Beat the blues this winter

If you’re suffering from the winter blues there are a number of things you can do in order to boost your mood and feel better.

Seasonal Affective Disorder (SAD) is thought to affect around two million people in the UK. Symptoms such as depression, lethargy, irritability, trouble sleeping, overeating, and feeling down and unsociable can present themselves in adults and children alike. It is thought that the cold weather and lack of natural light and vitamin D could be the cause of bouts of depression during winter. If you’re suffering from the winter blues it can seem like there is no escape; however, there are a number of things you can do in order to boost your mood and feel better…
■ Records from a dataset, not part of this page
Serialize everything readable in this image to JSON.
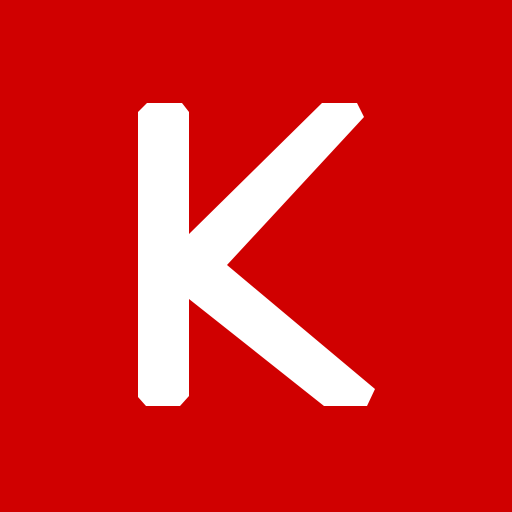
{
  "icon": {
    "name": "keras-logo-icon",
    "letter": "K",
    "colors": {
      "background": "#d00000",
      "glyph": "#ffffff"
    }
  }
}
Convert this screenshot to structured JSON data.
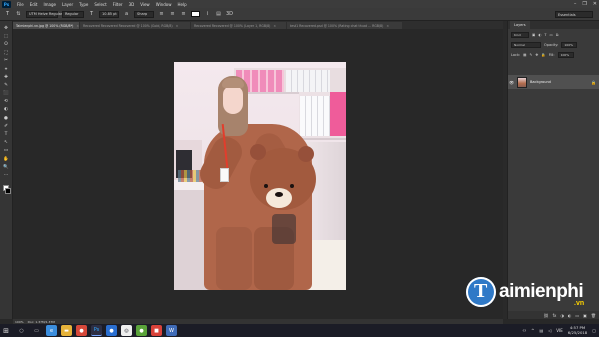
{
  "app": {
    "logo": "Ps"
  },
  "menu": [
    "File",
    "Edit",
    "Image",
    "Layer",
    "Type",
    "Select",
    "Filter",
    "3D",
    "View",
    "Window",
    "Help"
  ],
  "window_controls": [
    "–",
    "❐",
    "✕"
  ],
  "options_bar": {
    "font_family": "UTM Helve Regular",
    "font_style": "Regular",
    "font_size": "10.85 pt",
    "antialias": "Sharp",
    "workspace": "Essentials"
  },
  "tabs": [
    {
      "label": "Taimienphi.vn.jpg @ 100% (RGB/8*)",
      "active": true
    },
    {
      "label": "Recovered Recovered Recovered @ 100% (Gold, RGB/8)",
      "active": false
    },
    {
      "label": "Recovered Recovered @ 100% (Layer 1, RGB/8)",
      "active": false
    },
    {
      "label": "test1 Recovered.psd @ 100% (Rating chat thuat ... RGB/8)",
      "active": false
    }
  ],
  "tools": [
    "✥",
    "⬚",
    "ʘ",
    "⛶",
    "✂",
    "⌖",
    "✚",
    "✎",
    "⬛",
    "⟲",
    "◐",
    "●",
    "✐",
    "T",
    "↖",
    "▭",
    "✋",
    "🔍",
    "⋯"
  ],
  "panel": {
    "tab_label": "Layers",
    "kind_label": "Kind",
    "blend_mode": "Normal",
    "opacity_label": "Opacity:",
    "opacity_value": "100%",
    "lock_label": "Lock:",
    "fill_label": "Fill:",
    "fill_value": "100%",
    "layer_name": "Background",
    "footer_icons": [
      "⛓",
      "fx",
      "◑",
      "◐",
      "▭",
      "▣",
      "🗑"
    ]
  },
  "status": {
    "zoom": "100%",
    "doc": "Doc: 1.37M/1.37M"
  },
  "watermark": {
    "text": "aimienphi",
    "logo_letter": "T",
    "suffix": ".vn"
  },
  "taskbar": {
    "tray_text": "VIE",
    "time": "4:57 PM",
    "date": "6/25/2018"
  }
}
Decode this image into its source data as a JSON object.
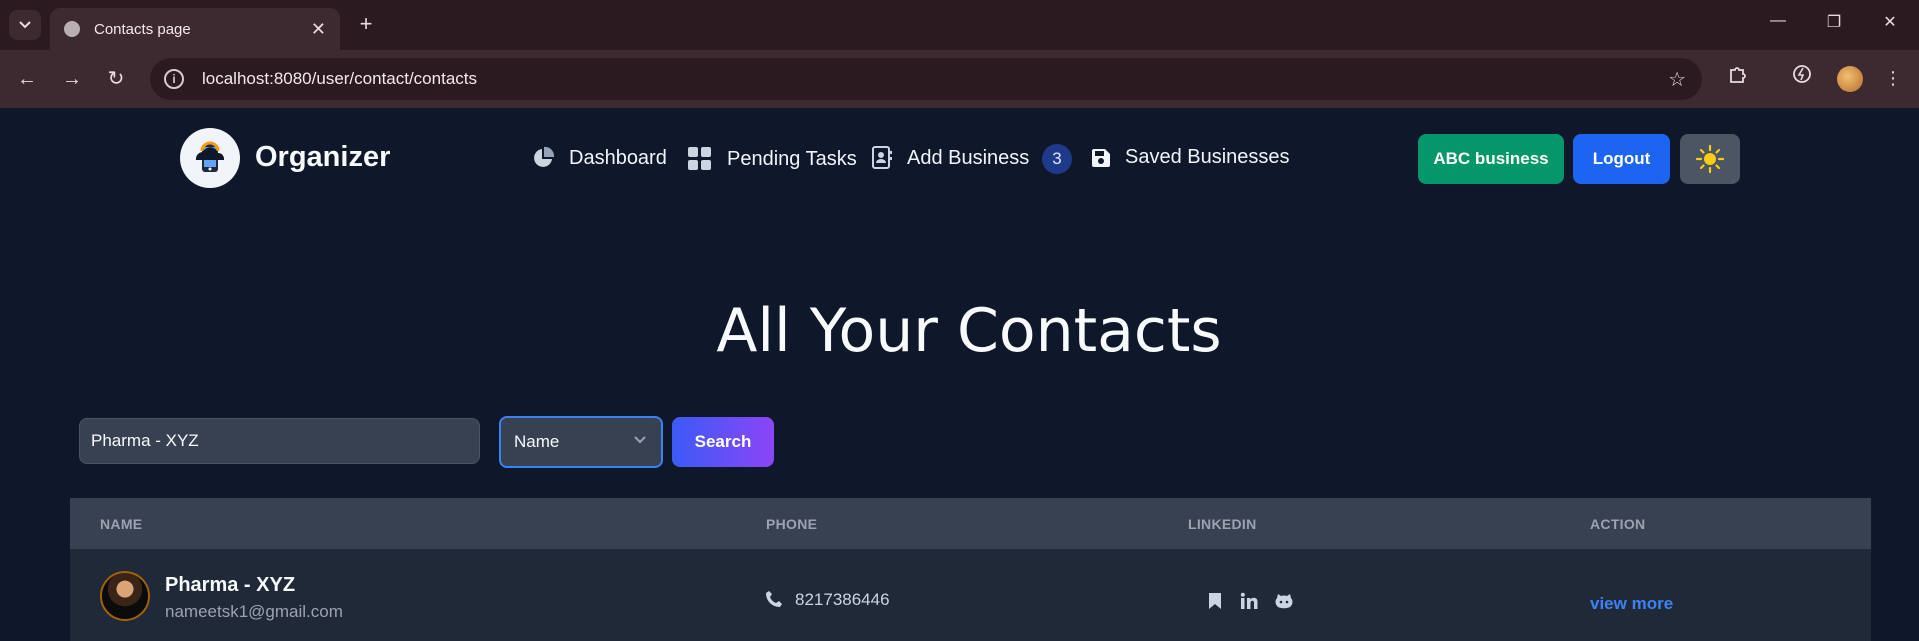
{
  "browser": {
    "tab_title": "Contacts page",
    "url": "localhost:8080/user/contact/contacts"
  },
  "app": {
    "brand": "Organizer",
    "nav": [
      {
        "label": "Dashboard",
        "icon": "pie-chart-icon"
      },
      {
        "label": "Pending Tasks",
        "icon": "grid-icon"
      },
      {
        "label": "Add Business",
        "icon": "contact-book-icon"
      },
      {
        "label": "Saved Businesses",
        "icon": "floppy-disk-icon"
      }
    ],
    "badge_count": "3",
    "business_button": "ABC business",
    "logout_button": "Logout",
    "theme_icon": "sun-icon"
  },
  "page": {
    "title": "All Your Contacts",
    "search_value": "Pharma - XYZ",
    "search_field_selected": "Name",
    "search_button": "Search"
  },
  "table": {
    "columns": [
      "NAME",
      "PHONE",
      "LINKEDIN",
      "ACTION"
    ],
    "rows": [
      {
        "name": "Pharma - XYZ",
        "email": "nameetsk1@gmail.com",
        "phone": "8217386446",
        "social_icons": [
          "bookmark-icon",
          "linkedin-icon",
          "github-icon"
        ],
        "action": "view more"
      }
    ]
  },
  "colors": {
    "background": "#0f172a",
    "green_button": "#059669",
    "blue_button": "#1d64f0",
    "link": "#3b82f6"
  }
}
  • Get outside and stay active: Exercise increases your level of endorphins – the happy hormone – which lifts your mood and makes you feel better. Going for a walk outside in the morning or middle of the day not only helps you to stay active, but the daylight hits the back of your retinas and your brain registers the light.
  • Stay warm: Being cold can make you feel more depressed; and studies have shown that staying warm can reduce the winter blues by half. Consume regular hot drinks and food, and wear warm layered clothing and warm, comfortable shoes. Aim to keep your home between 18 and 21C where possible, or at least heat the room in which you spend most of your time.
  • Eat properly: The old saying is very true – you are what you eat. If you eat rubbish then you will feel like rubbish! Eat a balanced diet rich in carbohydrates, lean protein, and fresh fruit and vegetables. Eating healthily means you’ll be getting the vitamins you need to help fight the blues, as well as avoiding winter weight gain.
  • Socialise with friends and family: It can be all too easy to turn down invitations and stay indoors moping about when it’s cold and dark outside. However, socialising has been proven to be very effective in helping to lift the mood so make the effort to go and see friends and family. You could even take up a new hobby that allows you to meet and interact with new people!
  • Seek help: If it all gets too much and you seem unable to alter your mood with the methods discussed above then it’s really important to speak to your GP. There are various ways in which SAD can be treated, such as cognitive behavioural therapy, lightbox therapy, and support groups. Don’t suffer alone in silence, there’s plenty of help out there for you but your GP needs to know what’s wrong so that they can help find the right solution for you!